It's that uniquely human ability to contextualize that's missing from how machines understand the world. And that's the primary reason why as convenient as it is to Google something, a search engine is no substitute for the human brain.
There's no competition
The uniquely human ability to contextualize is missing from how machines understand the world. And that's why as convenient as Google is, a search engine is no substitute for the brain. (Photo: Jirsak/Shutterstock)
The reason that using Google to find a piece of information is so useful comes down to how it works with the human mind, not as a competition with it. For example, if you need a piece of information from Google, anyone who researches as part of their job knows that how you ask the question matters. I often try several phases or word combinations to find a piece of data I'm seeking. My brain is doing the work of figuring out what Google needs to find it; I'm thinking of all the contexts that piece of information might be part of. Then, when the results pop up, I do more context-related work — looking at where information is coming from, how old it is and what it's in reference to — in order to decide if it's the correct answer.
Context isn't just interacting with machines that contain data we need to sort though; it's also about the connections between related — and unrelated — topics that help us fully contextualize, and therefore understand, anything. That could be as simple as the definition of a word.
As Daniel Willingham writes in the New York Times, "Every teacher knows that a sixth-grader, armed with a thesaurus, will often submit a paper studded with words used in not-quite-correct ways, like the student who looked up 'meticulous,' saw it meant 'very careful,' and wrote 'I was meticulous when I fell off the cliff.'" Technically, according to the definition of the word, it's not incorrect, and indeed, if a computer were writing this sentence, it would make the same mistake. This example proves how important context and the nuances of communication and language really are — and how they're not replaceable by a machine.

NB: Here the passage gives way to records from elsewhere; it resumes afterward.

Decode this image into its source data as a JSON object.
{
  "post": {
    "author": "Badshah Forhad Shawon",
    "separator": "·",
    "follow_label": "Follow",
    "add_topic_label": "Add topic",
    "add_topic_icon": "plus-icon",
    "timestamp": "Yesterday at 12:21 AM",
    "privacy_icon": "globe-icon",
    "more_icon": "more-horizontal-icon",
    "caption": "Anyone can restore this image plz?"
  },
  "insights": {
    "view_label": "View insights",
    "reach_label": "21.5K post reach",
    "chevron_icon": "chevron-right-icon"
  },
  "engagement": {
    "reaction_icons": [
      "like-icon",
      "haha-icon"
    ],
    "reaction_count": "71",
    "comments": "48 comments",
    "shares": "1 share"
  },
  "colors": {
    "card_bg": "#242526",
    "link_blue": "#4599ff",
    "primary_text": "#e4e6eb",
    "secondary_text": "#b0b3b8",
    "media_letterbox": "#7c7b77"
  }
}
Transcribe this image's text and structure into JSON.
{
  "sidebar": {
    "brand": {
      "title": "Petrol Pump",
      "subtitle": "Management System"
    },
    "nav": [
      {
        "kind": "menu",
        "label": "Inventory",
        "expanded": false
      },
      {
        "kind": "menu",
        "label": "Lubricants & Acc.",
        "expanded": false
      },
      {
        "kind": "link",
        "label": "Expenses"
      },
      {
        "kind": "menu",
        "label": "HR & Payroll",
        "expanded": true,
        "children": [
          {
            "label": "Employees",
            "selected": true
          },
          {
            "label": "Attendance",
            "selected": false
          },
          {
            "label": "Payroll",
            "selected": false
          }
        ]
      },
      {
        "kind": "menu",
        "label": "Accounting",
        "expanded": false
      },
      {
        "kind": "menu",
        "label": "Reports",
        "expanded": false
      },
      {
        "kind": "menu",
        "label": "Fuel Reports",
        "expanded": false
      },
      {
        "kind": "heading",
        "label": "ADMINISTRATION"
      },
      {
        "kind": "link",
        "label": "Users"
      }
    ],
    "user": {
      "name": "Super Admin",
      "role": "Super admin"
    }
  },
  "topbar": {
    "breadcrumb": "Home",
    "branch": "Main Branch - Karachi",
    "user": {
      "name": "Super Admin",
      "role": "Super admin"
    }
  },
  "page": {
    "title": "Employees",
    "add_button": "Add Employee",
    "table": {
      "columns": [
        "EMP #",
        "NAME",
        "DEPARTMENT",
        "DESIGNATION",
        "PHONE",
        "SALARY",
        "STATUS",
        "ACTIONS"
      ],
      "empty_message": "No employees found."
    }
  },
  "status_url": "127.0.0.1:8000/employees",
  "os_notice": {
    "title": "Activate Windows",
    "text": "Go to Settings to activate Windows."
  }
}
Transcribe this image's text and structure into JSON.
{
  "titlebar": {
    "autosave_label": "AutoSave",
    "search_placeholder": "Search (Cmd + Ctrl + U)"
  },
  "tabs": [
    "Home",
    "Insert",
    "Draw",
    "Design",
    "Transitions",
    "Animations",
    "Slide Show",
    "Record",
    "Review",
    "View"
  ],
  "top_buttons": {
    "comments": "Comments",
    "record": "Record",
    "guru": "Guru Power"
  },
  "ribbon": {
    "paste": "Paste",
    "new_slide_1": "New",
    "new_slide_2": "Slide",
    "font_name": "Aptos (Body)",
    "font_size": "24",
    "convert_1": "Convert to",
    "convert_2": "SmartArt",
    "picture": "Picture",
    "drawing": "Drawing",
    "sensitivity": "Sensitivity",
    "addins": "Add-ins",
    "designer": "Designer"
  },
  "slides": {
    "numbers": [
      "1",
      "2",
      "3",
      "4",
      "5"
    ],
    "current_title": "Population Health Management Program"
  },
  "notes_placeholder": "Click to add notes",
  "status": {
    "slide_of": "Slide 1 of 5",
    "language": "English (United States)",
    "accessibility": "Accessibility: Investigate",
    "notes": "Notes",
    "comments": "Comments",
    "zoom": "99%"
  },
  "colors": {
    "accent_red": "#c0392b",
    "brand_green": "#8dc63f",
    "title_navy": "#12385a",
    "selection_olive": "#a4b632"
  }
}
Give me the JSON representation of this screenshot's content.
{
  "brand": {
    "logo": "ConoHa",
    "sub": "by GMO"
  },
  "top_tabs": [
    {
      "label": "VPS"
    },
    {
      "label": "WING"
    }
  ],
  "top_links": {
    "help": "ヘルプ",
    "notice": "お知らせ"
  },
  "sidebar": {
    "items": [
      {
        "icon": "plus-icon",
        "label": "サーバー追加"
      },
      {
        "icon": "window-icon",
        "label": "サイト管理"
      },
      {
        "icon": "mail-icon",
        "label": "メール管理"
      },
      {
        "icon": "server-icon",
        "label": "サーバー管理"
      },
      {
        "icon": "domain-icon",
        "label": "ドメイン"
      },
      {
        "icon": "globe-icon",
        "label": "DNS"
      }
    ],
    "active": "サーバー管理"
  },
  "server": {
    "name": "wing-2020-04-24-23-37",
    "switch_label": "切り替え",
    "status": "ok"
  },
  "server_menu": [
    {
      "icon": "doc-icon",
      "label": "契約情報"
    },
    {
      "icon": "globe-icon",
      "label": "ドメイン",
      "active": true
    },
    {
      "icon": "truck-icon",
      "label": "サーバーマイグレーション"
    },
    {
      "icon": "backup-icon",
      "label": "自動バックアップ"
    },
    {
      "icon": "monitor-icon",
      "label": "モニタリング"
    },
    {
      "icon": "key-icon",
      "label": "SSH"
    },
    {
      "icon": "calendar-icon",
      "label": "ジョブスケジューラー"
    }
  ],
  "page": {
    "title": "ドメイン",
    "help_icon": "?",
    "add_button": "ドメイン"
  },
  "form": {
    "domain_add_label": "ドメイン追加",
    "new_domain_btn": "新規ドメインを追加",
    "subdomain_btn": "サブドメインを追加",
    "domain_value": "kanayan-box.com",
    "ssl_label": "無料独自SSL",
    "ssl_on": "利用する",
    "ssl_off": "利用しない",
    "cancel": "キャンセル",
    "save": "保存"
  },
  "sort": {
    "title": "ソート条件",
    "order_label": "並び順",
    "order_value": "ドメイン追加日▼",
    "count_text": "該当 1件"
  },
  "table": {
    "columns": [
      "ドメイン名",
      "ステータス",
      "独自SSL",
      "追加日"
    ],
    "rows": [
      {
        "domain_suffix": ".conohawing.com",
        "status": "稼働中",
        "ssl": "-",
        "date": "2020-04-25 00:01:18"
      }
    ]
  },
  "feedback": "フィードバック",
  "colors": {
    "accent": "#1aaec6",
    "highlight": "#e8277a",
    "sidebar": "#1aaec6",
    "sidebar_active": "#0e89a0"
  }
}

As Willingham writes, "...that’s why vocabulary instruction seldom consists of simple memorization of definitions — students are asked to use the words in a variety of sentences." In this way, kids learn what "meticulous" really means, and this helps us understand why when we give instructions to computers, they so often get it wrong, and misunderstand our query or need.
We may be able to train computers to think more like we do as technology improves, but for now, the human brain — slower in many cases than a computer, and certainly unable to hold the sheer volume of information that a hard drive can — is still a better machine. Acquiring information still matters, regardless of your age, in part because of the connections that can be made between the new information and the things you already know.
Right now, machines can't construct more than the most basic sentences. Until computer engineers figure out how to program the elements of contextual understanding, our brains — which are primed to do this from the time we are born — have the advantage. So let's all celebrate the wonderful advantages of using Google as a source of information — but it's no substitute for your noggin.
For understanding, invention, creation and problem-solving, the brain's power is, so far, unmatched.